Anyway, I’m not supposed to be talking about Breach here. Dimir Inverter was by far the most represented deck on the weekend, with over double the metagame share of the next deck (Lurrus Burn). A new flavour of Inverter has appeared on the scene – can you guess what’s different? That’s right, the deck can play a Companion now. Yorion is the ally of choice here, expanding the deck up to 80 cards and filling the slots with more interaction and cantrips. As well as just being a 4/5 flier that’s a free card in your opening hand, Yorion can actually help you win by flickering your Inverter of Truth and flipping over your library again.

So what’s the pick here? Jace, Wielder of Mysteries has been trending down online since mid March, after its spike when Dig Through Time didn’t get banned. But see that little turnaround at the bottom of the graph there? I think we’ve reached the bottom and the price is going to be headed back up now. Jace has been 18 tix before and so I think that 10 is a pretty reasonable target for this play. This Yorion version of the deck has great potential, and I expect to see more of it in the MTGO leagues over the next couple of weeks.

Sunbaked Canyon

Price today: 13 tix
Possible price: 20 tix

See how I mentioned Lurrus Burn in the previous section? Well, now I’m segueing into talking about another card from the deck – but in Modern. That was a smooth transition, right?…

Anyway, Sunbaked Canyon has been a staple in Modern Burn decks since it was printed, and now that Lurrus has given the deck an extra boost it’s really putting up results in Modern. Due to the Modern Horizons flashback draft on MTGO a couple of weeks ago, the Horizon lands (along with most other MH cards) took a dip in price online. A lot of staples have recovered since then, but the Horizon lands have, for the most part, stayed down. I don’t think that they’re going to stay that way for too much longer though.

I’m calling out Sunbaked Canyon because it’s the most widely played, but this logic roughly applies to the other four lands as well. Canyon was up at 21 tix before the flashback draft, and I think it can get there again, especially with the heavier-than-usual representation of Burn in the Modern metagame.

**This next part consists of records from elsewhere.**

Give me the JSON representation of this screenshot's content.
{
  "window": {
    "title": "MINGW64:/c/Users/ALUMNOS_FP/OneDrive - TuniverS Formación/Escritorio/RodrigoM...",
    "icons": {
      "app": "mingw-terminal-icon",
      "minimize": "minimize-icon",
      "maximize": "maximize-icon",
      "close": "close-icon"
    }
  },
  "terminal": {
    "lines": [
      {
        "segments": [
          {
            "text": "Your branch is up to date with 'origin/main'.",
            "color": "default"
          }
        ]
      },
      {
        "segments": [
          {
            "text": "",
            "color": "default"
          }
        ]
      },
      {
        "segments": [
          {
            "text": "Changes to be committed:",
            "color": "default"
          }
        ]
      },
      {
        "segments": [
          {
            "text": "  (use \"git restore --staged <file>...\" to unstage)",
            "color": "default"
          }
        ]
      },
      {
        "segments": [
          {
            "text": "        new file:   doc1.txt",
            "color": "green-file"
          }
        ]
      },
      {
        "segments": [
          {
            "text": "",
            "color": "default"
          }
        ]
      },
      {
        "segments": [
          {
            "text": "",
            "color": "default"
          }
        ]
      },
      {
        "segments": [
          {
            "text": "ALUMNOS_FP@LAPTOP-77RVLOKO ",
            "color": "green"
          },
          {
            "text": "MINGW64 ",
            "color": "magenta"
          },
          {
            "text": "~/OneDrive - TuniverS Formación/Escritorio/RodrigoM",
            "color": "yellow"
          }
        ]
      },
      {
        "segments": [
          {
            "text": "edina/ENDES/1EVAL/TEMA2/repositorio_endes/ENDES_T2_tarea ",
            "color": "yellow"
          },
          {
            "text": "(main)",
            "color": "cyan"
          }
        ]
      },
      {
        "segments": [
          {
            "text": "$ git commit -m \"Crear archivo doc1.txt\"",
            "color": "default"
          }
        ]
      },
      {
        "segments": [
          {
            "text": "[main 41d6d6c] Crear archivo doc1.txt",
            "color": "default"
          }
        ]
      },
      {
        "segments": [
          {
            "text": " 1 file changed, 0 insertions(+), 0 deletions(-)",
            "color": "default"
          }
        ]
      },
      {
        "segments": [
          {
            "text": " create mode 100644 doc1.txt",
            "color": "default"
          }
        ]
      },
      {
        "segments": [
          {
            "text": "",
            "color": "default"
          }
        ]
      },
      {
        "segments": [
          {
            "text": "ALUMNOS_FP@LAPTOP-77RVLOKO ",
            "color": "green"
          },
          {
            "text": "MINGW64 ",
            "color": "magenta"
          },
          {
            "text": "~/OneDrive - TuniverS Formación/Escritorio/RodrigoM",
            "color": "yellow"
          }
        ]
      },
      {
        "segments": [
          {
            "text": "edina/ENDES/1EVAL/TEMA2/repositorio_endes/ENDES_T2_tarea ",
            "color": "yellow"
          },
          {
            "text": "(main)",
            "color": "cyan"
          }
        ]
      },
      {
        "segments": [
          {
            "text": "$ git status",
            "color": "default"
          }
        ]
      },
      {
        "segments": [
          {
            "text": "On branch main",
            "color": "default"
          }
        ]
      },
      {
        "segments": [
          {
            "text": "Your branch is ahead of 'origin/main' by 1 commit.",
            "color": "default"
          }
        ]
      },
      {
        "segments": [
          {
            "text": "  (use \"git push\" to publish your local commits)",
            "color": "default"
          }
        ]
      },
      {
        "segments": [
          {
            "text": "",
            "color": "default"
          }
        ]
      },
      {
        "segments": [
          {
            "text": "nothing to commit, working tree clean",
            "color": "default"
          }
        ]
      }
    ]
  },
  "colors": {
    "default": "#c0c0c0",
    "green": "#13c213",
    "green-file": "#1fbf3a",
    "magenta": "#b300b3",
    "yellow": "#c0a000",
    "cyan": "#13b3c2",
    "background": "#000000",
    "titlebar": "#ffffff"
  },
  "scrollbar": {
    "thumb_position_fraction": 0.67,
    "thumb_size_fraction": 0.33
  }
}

David Sharman (@accidentprune on Twitter) has been playing Magic since 2013, dabbling in almost all formats but with a main focus on Modern, EDH and Pioneer. Based in the UK and a new writer for MTGPrice in 2020, he’s an active MTG finance speculator specialising in cross-border arbitrage.

Please follow and like us: